one–port or multiports. Electromagnetic field theory and network theory are related via
method of moments [25]. In the method of moments the electromagnetic field functions
are represented by an expansion in series of basis functions. The linear system of equations
relating the expansion coefficients can be seen as a set of linear circuit equations, and if
a rational e of the circuit equations exists then a lumped element equivalent cir-
cuit representation can be given. In analogy with network theory individual subdomains
are characterized via subdomain relations obtained either analytically or numerically and
described in an unified format by using the generalized network formulation [73]. For each

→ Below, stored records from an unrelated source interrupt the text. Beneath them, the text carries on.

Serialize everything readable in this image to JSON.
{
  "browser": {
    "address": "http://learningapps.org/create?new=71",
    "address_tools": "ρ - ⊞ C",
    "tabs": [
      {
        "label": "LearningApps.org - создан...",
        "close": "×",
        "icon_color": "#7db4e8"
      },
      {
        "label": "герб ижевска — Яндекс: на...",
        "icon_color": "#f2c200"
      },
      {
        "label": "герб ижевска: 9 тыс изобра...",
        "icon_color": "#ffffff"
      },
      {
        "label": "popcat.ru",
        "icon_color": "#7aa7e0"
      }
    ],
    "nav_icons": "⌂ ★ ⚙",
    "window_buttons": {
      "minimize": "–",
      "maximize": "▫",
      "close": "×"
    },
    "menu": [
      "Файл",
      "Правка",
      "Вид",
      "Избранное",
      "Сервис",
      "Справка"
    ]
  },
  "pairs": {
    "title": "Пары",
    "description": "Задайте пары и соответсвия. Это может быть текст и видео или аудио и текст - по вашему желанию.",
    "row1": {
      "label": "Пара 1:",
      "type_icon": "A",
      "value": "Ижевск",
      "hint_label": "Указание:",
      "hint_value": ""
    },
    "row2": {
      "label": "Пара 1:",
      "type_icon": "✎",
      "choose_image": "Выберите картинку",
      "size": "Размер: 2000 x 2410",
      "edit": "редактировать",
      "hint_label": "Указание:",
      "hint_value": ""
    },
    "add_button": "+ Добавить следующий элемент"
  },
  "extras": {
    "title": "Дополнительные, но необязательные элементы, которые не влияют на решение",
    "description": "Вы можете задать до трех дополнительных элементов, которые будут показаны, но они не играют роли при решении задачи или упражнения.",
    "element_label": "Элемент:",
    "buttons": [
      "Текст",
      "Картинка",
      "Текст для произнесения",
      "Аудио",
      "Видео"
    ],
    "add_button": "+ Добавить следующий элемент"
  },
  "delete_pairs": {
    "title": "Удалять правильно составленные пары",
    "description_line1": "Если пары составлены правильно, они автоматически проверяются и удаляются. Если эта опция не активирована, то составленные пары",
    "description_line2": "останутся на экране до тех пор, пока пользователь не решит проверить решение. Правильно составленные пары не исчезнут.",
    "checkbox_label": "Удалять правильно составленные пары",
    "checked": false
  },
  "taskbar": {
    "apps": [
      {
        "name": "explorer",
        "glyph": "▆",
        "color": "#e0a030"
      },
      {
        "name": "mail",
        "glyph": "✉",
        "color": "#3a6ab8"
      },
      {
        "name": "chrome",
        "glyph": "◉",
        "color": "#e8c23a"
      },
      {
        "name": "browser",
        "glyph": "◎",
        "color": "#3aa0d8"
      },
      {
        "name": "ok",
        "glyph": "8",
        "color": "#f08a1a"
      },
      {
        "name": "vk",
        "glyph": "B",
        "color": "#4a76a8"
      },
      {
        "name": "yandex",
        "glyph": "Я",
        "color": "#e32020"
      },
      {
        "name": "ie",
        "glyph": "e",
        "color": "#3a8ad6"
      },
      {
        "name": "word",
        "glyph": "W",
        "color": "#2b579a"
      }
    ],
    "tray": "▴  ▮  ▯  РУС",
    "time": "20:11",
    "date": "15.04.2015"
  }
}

subdomain the impedance (admittance) matrix allows for a canonical representation, for
example the Foster or Cauer [24] [6] representation. For any linear, reciprocal lossless dis-
tributed circuit equivalent Foster or Cauer descriptions exist [18] [46]. The canonic form
of each subregion is embedded into a network representation of the entire domain by a
connection circuit representing the subregion boundary surfaces. The Foster or Cauer rep-
resentations can be obtained via an analytical solution of the field problem or by applying
pole extraction procedures to the numerical results of the field problem. Among the avail-
able numerical techniques, the finite–difference time–domain (FD) method [86] [79] and
the transmission line matrix (TLM) method [10] [71] [28], are very well suited for the im-
pulse response modelling of general three dimensional structures characterized by arbitrary
geometry and materials.
Electromagnetic passive structures can be characterized by a mathematical description fun-
damentally based upon parametric expressions or models. Be it coefficients of ordinary
differential equations, as is typically done in systems theory, or the pole residues of a poles
series model, the use of parameters for describing a physical system such as a passive
network has numerous advantages. The first is that a parametric description is far more
efficient than a non parametric one. An example of this is the speech digital processing,
where only a few parameters are necessary for speech synthesis of an audio signal to be
transmitted over a communication channel (shared resource), instead of the more cumber-
some technique of a sampled and quantized description of the same signal [55]. Another
advantage in dealing with parametric descriptions of signal or systems is the possibility of